## Work order
Print out the data exactly, keeping every image out of it.

## Raw data
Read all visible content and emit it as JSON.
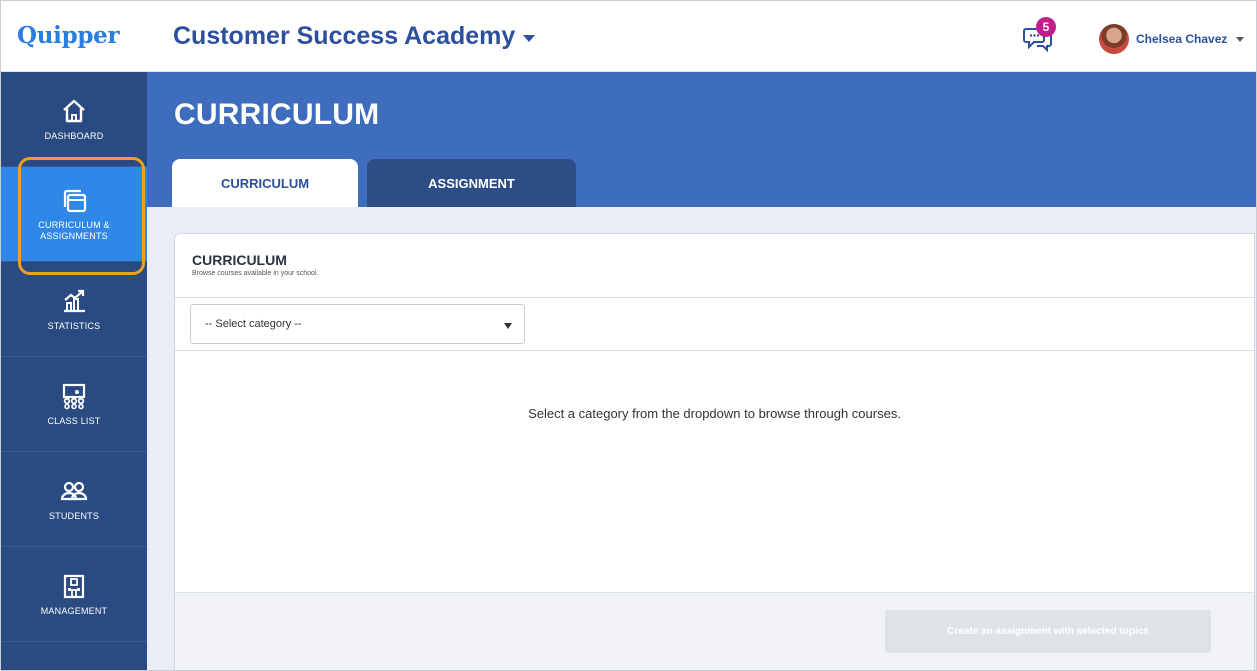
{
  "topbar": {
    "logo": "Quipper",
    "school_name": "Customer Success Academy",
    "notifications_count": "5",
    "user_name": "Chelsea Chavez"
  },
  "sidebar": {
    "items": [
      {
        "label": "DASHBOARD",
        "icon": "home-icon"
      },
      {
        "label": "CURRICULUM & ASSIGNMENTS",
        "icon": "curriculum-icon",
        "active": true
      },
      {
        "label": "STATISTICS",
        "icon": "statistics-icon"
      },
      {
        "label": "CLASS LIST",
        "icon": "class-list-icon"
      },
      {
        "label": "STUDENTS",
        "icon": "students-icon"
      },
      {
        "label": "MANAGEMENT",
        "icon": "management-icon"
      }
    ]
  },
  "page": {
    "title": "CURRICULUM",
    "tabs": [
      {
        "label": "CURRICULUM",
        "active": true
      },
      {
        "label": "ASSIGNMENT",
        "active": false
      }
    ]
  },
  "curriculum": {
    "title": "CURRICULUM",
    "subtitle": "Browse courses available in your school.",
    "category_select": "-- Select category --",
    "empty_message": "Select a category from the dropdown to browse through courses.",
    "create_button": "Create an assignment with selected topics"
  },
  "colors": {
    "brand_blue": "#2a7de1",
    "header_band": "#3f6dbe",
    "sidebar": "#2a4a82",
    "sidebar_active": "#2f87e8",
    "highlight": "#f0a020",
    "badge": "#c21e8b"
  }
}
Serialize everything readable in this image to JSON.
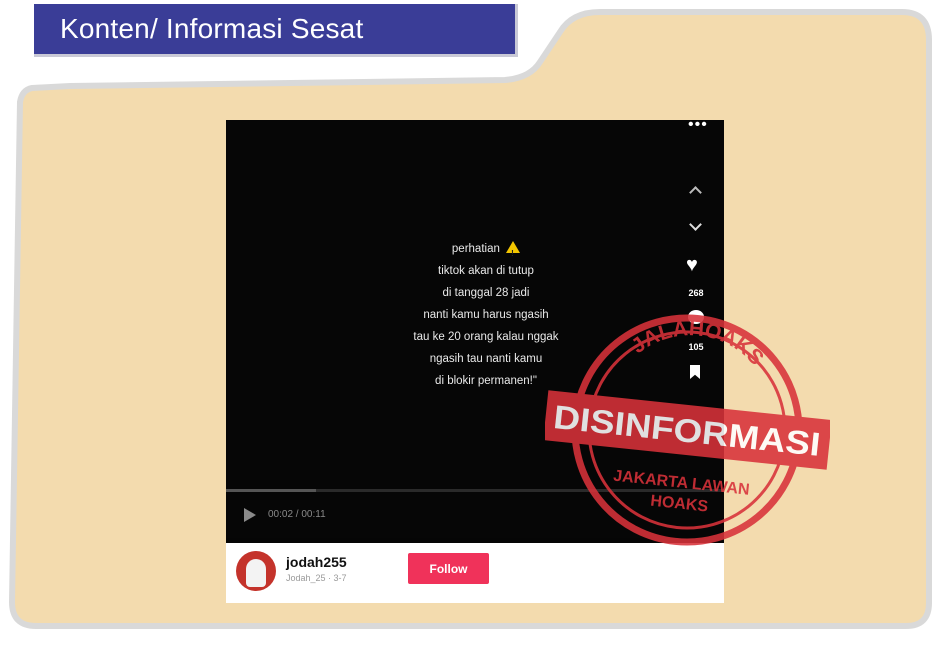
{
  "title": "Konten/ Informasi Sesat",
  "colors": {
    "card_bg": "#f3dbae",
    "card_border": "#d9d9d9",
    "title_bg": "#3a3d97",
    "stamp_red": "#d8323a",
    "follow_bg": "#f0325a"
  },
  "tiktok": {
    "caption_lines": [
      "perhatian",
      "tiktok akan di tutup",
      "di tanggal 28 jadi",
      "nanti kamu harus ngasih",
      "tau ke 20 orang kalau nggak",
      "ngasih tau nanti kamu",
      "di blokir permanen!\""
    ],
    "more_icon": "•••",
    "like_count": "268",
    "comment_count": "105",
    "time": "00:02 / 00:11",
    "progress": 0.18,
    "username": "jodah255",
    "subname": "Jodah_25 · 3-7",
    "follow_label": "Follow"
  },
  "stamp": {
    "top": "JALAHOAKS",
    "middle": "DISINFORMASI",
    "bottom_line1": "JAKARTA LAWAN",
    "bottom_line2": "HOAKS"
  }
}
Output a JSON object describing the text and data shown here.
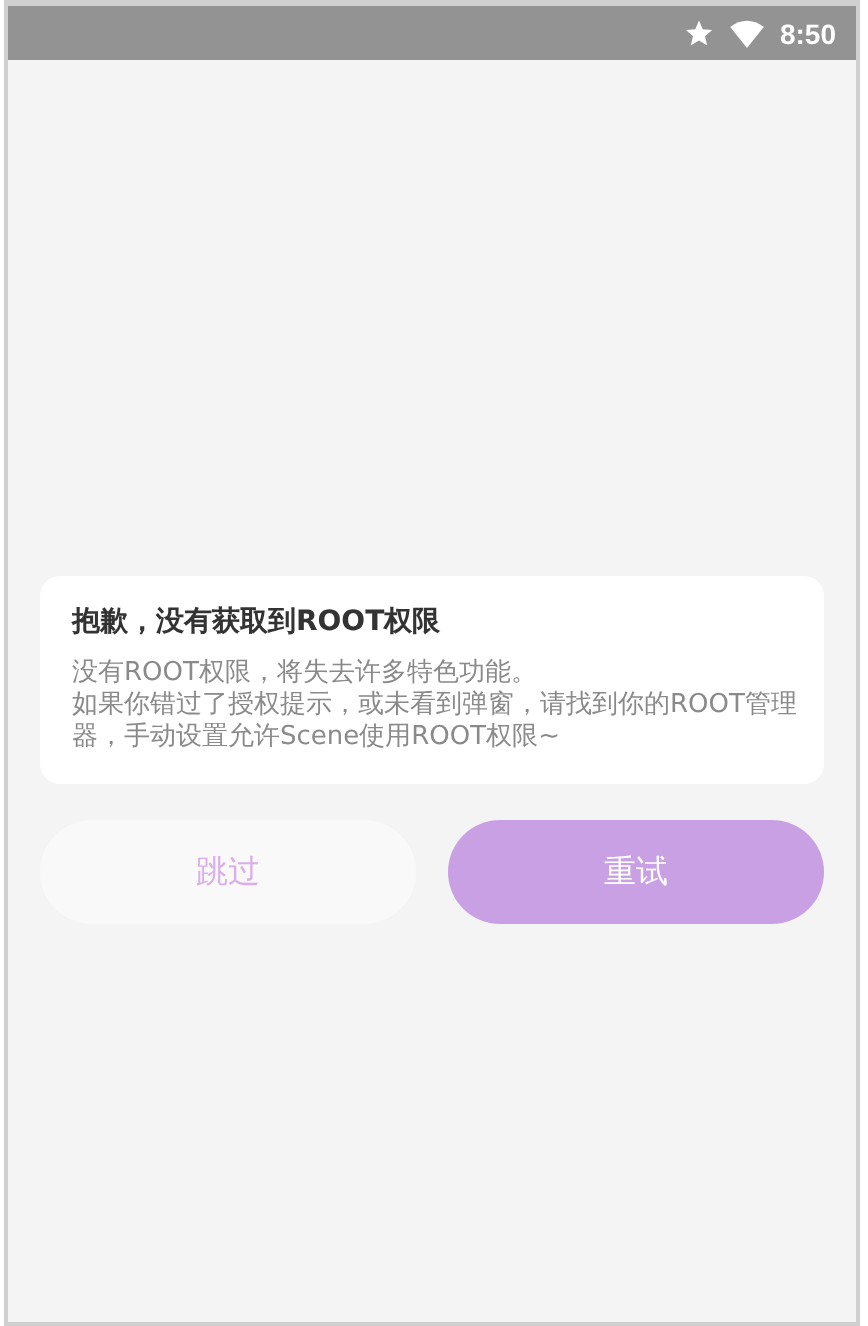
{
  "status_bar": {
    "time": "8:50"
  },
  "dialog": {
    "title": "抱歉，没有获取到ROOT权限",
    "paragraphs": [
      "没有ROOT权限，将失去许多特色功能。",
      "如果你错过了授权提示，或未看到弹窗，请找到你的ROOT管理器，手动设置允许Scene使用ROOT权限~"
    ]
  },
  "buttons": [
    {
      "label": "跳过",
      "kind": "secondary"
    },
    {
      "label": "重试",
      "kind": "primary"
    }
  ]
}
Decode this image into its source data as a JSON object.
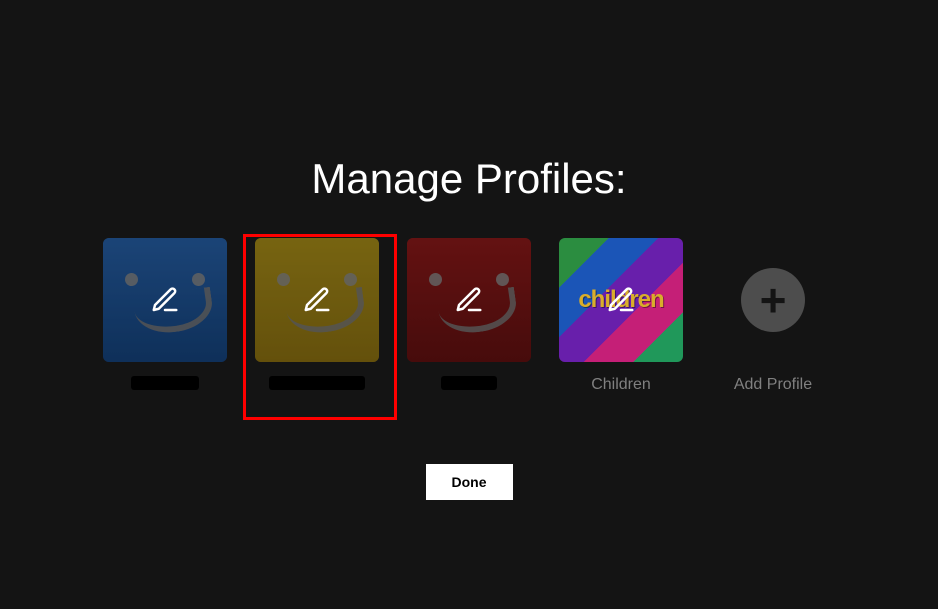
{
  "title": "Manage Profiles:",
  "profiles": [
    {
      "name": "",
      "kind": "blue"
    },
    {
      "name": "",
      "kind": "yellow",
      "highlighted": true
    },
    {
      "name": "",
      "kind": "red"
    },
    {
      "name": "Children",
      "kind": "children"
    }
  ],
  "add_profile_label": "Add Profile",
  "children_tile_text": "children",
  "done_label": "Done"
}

## Task answer
Read all visible content and emit it as JSON.
{
  "topbar": {
    "logo": "Quipper",
    "school_name": "Customer Success Academy",
    "notifications_count": "5",
    "user_name": "Chelsea Chavez"
  },
  "sidebar": {
    "items": [
      {
        "label": "DASHBOARD",
        "icon": "home-icon"
      },
      {
        "label": "CURRICULUM & ASSIGNMENTS",
        "icon": "curriculum-icon",
        "active": true
      },
      {
        "label": "STATISTICS",
        "icon": "statistics-icon"
      },
      {
        "label": "CLASS LIST",
        "icon": "class-list-icon"
      },
      {
        "label": "STUDENTS",
        "icon": "students-icon"
      },
      {
        "label": "MANAGEMENT",
        "icon": "management-icon"
      }
    ]
  },
  "page": {
    "title": "CURRICULUM",
    "tabs": [
      {
        "label": "CURRICULUM",
        "active": true
      },
      {
        "label": "ASSIGNMENT",
        "active": false
      }
    ]
  },
  "curriculum": {
    "title": "CURRICULUM",
    "subtitle": "Browse courses available in your school.",
    "category_select": "-- Select category --",
    "empty_message": "Select a category from the dropdown to browse through courses.",
    "create_button": "Create an assignment with selected topics"
  },
  "colors": {
    "brand_blue": "#2a7de1",
    "header_band": "#3f6dbe",
    "sidebar": "#2a4a82",
    "sidebar_active": "#2f87e8",
    "highlight": "#f0a020",
    "badge": "#c21e8b"
  }
}
Serialize everything readable in this image to JSON.
{
  "title": "Konten/ Informasi Sesat",
  "colors": {
    "card_bg": "#f3dbae",
    "card_border": "#d9d9d9",
    "title_bg": "#3a3d97",
    "stamp_red": "#d8323a",
    "follow_bg": "#f0325a"
  },
  "tiktok": {
    "caption_lines": [
      "perhatian",
      "tiktok akan di tutup",
      "di tanggal 28 jadi",
      "nanti kamu harus ngasih",
      "tau ke 20 orang kalau nggak",
      "ngasih tau nanti kamu",
      "di blokir permanen!\""
    ],
    "more_icon": "•••",
    "like_count": "268",
    "comment_count": "105",
    "time": "00:02 / 00:11",
    "progress": 0.18,
    "username": "jodah255",
    "subname": "Jodah_25 · 3-7",
    "follow_label": "Follow"
  },
  "stamp": {
    "top": "JALAHOAKS",
    "middle": "DISINFORMASI",
    "bottom_line1": "JAKARTA LAWAN",
    "bottom_line2": "HOAKS"
  }
}
Output a JSON object describing the text and data shown here.
{
  "status_bar": {
    "time": "8:50"
  },
  "dialog": {
    "title": "抱歉，没有获取到ROOT权限",
    "paragraphs": [
      "没有ROOT权限，将失去许多特色功能。",
      "如果你错过了授权提示，或未看到弹窗，请找到你的ROOT管理器，手动设置允许Scene使用ROOT权限~"
    ]
  },
  "buttons": [
    {
      "label": "跳过",
      "kind": "secondary"
    },
    {
      "label": "重试",
      "kind": "primary"
    }
  ]
}
Decode this image into its source data as a JSON object.
{
  "title": "Manage Profiles:",
  "profiles": [
    {
      "name": "",
      "kind": "blue"
    },
    {
      "name": "",
      "kind": "yellow",
      "highlighted": true
    },
    {
      "name": "",
      "kind": "red"
    },
    {
      "name": "Children",
      "kind": "children"
    }
  ],
  "add_profile_label": "Add Profile",
  "children_tile_text": "children",
  "done_label": "Done"
}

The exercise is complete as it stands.